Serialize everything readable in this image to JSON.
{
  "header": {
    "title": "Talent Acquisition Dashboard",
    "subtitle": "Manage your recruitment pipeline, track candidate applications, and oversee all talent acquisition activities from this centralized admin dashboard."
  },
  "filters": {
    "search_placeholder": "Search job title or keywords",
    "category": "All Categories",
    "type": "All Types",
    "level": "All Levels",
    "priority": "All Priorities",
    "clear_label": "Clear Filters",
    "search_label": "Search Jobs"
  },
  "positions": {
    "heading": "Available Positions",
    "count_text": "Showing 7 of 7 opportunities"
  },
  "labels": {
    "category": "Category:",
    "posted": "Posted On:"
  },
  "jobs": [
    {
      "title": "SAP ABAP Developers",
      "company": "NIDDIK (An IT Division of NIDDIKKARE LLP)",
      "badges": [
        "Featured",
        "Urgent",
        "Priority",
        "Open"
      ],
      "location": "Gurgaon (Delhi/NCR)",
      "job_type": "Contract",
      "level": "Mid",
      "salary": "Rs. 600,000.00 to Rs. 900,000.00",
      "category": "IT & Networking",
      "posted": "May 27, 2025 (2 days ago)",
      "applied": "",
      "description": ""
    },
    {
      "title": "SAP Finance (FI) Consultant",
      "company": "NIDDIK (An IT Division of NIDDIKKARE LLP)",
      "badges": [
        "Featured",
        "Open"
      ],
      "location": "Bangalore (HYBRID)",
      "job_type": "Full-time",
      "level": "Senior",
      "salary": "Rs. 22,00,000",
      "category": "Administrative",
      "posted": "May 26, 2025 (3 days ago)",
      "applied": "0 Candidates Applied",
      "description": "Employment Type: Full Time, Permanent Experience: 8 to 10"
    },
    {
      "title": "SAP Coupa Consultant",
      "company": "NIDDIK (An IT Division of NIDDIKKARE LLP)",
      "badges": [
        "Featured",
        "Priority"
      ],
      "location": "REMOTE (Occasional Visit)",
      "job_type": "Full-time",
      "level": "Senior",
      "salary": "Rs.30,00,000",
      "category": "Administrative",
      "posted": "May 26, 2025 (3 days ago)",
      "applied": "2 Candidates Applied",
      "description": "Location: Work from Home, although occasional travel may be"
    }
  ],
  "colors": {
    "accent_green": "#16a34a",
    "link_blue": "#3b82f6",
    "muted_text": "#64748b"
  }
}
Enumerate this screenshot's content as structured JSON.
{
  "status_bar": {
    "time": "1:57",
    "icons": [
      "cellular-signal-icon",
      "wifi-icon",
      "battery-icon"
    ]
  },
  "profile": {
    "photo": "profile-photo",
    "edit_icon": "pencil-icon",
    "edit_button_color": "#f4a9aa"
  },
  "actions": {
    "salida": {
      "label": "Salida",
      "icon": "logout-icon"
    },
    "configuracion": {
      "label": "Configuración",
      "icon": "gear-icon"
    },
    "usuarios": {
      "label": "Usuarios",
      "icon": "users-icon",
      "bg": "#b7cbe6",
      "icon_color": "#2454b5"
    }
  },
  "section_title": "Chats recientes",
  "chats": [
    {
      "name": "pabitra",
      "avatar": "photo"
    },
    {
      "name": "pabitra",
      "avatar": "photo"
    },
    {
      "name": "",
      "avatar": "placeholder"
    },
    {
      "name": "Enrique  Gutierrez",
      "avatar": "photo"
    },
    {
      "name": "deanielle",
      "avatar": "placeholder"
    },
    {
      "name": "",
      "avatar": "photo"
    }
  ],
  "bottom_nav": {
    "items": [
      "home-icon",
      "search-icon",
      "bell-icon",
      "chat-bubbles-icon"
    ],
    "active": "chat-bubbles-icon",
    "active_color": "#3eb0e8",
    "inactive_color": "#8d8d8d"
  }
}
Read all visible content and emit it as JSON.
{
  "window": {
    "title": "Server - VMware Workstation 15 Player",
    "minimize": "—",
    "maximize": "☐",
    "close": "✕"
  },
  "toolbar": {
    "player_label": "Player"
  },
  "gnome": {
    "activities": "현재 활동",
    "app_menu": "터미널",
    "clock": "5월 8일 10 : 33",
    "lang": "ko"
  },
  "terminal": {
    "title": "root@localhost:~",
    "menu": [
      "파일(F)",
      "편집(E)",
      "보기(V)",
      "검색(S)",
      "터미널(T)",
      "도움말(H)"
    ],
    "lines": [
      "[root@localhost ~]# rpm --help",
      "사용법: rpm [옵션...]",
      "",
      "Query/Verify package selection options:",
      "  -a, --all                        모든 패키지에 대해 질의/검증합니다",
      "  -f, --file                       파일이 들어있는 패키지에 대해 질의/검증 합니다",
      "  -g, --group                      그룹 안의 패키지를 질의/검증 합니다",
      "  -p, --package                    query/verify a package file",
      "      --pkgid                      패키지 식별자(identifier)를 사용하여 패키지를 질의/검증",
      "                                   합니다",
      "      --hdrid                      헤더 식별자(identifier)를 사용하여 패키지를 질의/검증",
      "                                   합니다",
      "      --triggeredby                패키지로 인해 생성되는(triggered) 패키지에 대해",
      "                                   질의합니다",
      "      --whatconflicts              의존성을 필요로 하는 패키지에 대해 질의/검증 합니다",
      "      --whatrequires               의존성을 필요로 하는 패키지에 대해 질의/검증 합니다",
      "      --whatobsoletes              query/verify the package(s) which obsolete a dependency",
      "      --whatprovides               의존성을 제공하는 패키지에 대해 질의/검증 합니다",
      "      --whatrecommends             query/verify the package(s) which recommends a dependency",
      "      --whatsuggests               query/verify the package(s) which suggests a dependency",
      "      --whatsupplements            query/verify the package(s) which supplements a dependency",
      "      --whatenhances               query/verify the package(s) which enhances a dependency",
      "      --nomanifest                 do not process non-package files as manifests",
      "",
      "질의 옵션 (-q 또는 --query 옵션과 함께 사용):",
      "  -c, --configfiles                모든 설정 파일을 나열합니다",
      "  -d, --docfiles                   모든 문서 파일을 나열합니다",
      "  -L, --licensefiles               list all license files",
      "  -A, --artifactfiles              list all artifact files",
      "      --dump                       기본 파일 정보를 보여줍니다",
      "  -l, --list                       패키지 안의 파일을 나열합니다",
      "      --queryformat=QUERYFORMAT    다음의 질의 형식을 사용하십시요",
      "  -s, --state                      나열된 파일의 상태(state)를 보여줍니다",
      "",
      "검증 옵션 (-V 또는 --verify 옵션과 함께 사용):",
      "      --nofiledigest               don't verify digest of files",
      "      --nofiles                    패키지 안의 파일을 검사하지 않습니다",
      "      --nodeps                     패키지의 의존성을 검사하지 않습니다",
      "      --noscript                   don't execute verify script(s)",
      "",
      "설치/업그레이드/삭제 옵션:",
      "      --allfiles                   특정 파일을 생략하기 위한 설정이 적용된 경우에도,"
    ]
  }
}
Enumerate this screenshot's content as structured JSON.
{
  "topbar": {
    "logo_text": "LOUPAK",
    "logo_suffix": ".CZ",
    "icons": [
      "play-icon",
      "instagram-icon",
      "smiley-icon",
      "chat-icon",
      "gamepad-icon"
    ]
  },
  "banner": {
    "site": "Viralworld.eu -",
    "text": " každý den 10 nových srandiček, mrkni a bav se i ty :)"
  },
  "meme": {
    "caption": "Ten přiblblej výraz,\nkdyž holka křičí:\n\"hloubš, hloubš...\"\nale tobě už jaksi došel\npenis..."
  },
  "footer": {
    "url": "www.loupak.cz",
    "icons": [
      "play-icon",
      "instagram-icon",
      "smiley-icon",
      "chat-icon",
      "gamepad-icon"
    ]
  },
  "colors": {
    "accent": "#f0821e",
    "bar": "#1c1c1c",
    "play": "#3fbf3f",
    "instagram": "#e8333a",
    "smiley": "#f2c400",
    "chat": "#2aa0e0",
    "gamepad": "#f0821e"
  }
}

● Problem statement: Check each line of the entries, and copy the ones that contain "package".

● Solution to this problem:
      "Query/Verify package selection options:",
      "  -p, --package                    query/verify a package file",
      "      --whatobsoletes              query/verify the package(s) which obsolete a dependency",
      "      --whatrecommends             query/verify the package(s) which recommends a dependency",
      "      --whatsuggests               query/verify the package(s) which suggests a dependency",
      "      --whatsupplements            query/verify the package(s) which supplements a dependency",
      "      --whatenhances               query/verify the package(s) which enhances a dependency",
      "      --nomanifest                 do not process non-package files as manifests",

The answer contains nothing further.